The data ::

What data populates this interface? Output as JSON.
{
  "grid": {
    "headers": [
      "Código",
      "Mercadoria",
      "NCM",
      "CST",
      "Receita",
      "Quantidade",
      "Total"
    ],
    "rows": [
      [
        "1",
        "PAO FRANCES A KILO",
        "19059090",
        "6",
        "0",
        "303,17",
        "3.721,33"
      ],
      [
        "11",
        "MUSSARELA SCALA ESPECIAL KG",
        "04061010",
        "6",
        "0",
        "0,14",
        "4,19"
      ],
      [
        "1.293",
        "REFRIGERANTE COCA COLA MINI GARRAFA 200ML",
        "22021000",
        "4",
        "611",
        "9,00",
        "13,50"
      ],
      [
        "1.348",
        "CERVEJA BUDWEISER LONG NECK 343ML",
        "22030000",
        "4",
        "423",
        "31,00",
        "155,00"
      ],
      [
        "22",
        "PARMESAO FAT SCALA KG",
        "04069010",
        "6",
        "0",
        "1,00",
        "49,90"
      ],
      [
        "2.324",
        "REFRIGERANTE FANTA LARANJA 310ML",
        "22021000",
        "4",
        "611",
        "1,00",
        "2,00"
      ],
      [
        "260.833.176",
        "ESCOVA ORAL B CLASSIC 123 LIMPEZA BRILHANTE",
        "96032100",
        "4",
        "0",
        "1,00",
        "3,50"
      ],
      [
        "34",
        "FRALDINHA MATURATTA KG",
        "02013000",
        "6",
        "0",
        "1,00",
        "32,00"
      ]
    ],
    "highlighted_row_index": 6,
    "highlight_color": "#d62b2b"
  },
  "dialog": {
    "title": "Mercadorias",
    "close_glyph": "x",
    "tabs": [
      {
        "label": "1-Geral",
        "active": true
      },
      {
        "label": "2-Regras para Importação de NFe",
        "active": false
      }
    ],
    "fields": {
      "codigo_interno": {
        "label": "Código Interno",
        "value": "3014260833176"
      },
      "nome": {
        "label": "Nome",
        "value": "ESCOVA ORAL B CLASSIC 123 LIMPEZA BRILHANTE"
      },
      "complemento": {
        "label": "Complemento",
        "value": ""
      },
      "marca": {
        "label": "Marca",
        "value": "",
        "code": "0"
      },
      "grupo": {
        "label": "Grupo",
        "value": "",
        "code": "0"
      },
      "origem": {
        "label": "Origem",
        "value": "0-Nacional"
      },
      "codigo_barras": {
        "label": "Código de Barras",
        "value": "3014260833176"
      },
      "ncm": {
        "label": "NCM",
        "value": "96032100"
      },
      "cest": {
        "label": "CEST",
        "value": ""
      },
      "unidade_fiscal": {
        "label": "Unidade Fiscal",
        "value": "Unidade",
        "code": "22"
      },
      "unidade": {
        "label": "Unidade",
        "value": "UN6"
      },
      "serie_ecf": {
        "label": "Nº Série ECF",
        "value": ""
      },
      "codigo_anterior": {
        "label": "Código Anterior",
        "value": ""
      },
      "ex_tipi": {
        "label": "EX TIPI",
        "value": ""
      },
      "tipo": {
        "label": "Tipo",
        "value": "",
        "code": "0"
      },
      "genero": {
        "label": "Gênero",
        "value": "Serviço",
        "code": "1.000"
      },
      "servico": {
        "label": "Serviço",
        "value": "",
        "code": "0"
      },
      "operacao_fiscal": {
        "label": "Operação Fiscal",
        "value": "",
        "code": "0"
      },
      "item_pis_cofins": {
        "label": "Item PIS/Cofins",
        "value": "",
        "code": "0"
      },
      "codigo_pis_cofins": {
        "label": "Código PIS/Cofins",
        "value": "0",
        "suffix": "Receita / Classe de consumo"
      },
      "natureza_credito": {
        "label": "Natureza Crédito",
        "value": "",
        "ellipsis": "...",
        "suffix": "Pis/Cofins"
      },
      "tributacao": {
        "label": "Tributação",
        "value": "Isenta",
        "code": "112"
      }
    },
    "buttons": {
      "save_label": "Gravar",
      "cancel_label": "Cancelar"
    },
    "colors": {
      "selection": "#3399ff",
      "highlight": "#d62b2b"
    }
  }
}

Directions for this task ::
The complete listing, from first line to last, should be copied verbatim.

Task solution ::
What data populates this interface? Output as JSON.
{
  "grid": {
    "headers": [
      "Código",
      "Mercadoria",
      "NCM",
      "CST",
      "Receita",
      "Quantidade",
      "Total"
    ],
    "rows": [
      [
        "1",
        "PAO FRANCES A KILO",
        "19059090",
        "6",
        "0",
        "303,17",
        "3.721,33"
      ],
      [
        "11",
        "MUSSARELA SCALA ESPECIAL KG",
        "04061010",
        "6",
        "0",
        "0,14",
        "4,19"
      ],
      [
        "1.293",
        "REFRIGERANTE COCA COLA MINI GARRAFA 200ML",
        "22021000",
        "4",
        "611",
        "9,00",
        "13,50"
      ],
      [
        "1.348",
        "CERVEJA BUDWEISER LONG NECK 343ML",
        "22030000",
        "4",
        "423",
        "31,00",
        "155,00"
      ],
      [
        "22",
        "PARMESAO FAT SCALA KG",
        "04069010",
        "6",
        "0",
        "1,00",
        "49,90"
      ],
      [
        "2.324",
        "REFRIGERANTE FANTA LARANJA 310ML",
        "22021000",
        "4",
        "611",
        "1,00",
        "2,00"
      ],
      [
        "260.833.176",
        "ESCOVA ORAL B CLASSIC 123 LIMPEZA BRILHANTE",
        "96032100",
        "4",
        "0",
        "1,00",
        "3,50"
      ],
      [
        "34",
        "FRALDINHA MATURATTA KG",
        "02013000",
        "6",
        "0",
        "1,00",
        "32,00"
      ]
    ],
    "highlighted_row_index": 6,
    "highlight_color": "#d62b2b"
  },
  "dialog": {
    "title": "Mercadorias",
    "close_glyph": "x",
    "tabs": [
      {
        "label": "1-Geral",
        "active": true
      },
      {
        "label": "2-Regras para Importação de NFe",
        "active": false
      }
    ],
    "fields": {
      "codigo_interno": {
        "label": "Código Interno",
        "value": "3014260833176"
      },
      "nome": {
        "label": "Nome",
        "value": "ESCOVA ORAL B CLASSIC 123 LIMPEZA BRILHANTE"
      },
      "complemento": {
        "label": "Complemento",
        "value": ""
      },
      "marca": {
        "label": "Marca",
        "value": "",
        "code": "0"
      },
      "grupo": {
        "label": "Grupo",
        "value": "",
        "code": "0"
      },
      "origem": {
        "label": "Origem",
        "value": "0-Nacional"
      },
      "codigo_barras": {
        "label": "Código de Barras",
        "value": "3014260833176"
      },
      "ncm": {
        "label": "NCM",
        "value": "96032100"
      },
      "cest": {
        "label": "CEST",
        "value": ""
      },
      "unidade_fiscal": {
        "label": "Unidade Fiscal",
        "value": "Unidade",
        "code": "22"
      },
      "unidade": {
        "label": "Unidade",
        "value": "UN6"
      },
      "serie_ecf": {
        "label": "Nº Série ECF",
        "value": ""
      },
      "codigo_anterior": {
        "label": "Código Anterior",
        "value": ""
      },
      "ex_tipi": {
        "label": "EX TIPI",
        "value": ""
      },
      "tipo": {
        "label": "Tipo",
        "value": "",
        "code": "0"
      },
      "genero": {
        "label": "Gênero",
        "value": "Serviço",
        "code": "1.000"
      },
      "servico": {
        "label": "Serviço",
        "value": "",
        "code": "0"
      },
      "operacao_fiscal": {
        "label": "Operação Fiscal",
        "value": "",
        "code": "0"
      },
      "item_pis_cofins": {
        "label": "Item PIS/Cofins",
        "value": "",
        "code": "0"
      },
      "codigo_pis_cofins": {
        "label": "Código PIS/Cofins",
        "value": "0",
        "suffix": "Receita / Classe de consumo"
      },
      "natureza_credito": {
        "label": "Natureza Crédito",
        "value": "",
        "ellipsis": "...",
        "suffix": "Pis/Cofins"
      },
      "tributacao": {
        "label": "Tributação",
        "value": "Isenta",
        "code": "112"
      }
    },
    "buttons": {
      "save_label": "Gravar",
      "cancel_label": "Cancelar"
    },
    "colors": {
      "selection": "#3399ff",
      "highlight": "#d62b2b"
    }
  }
}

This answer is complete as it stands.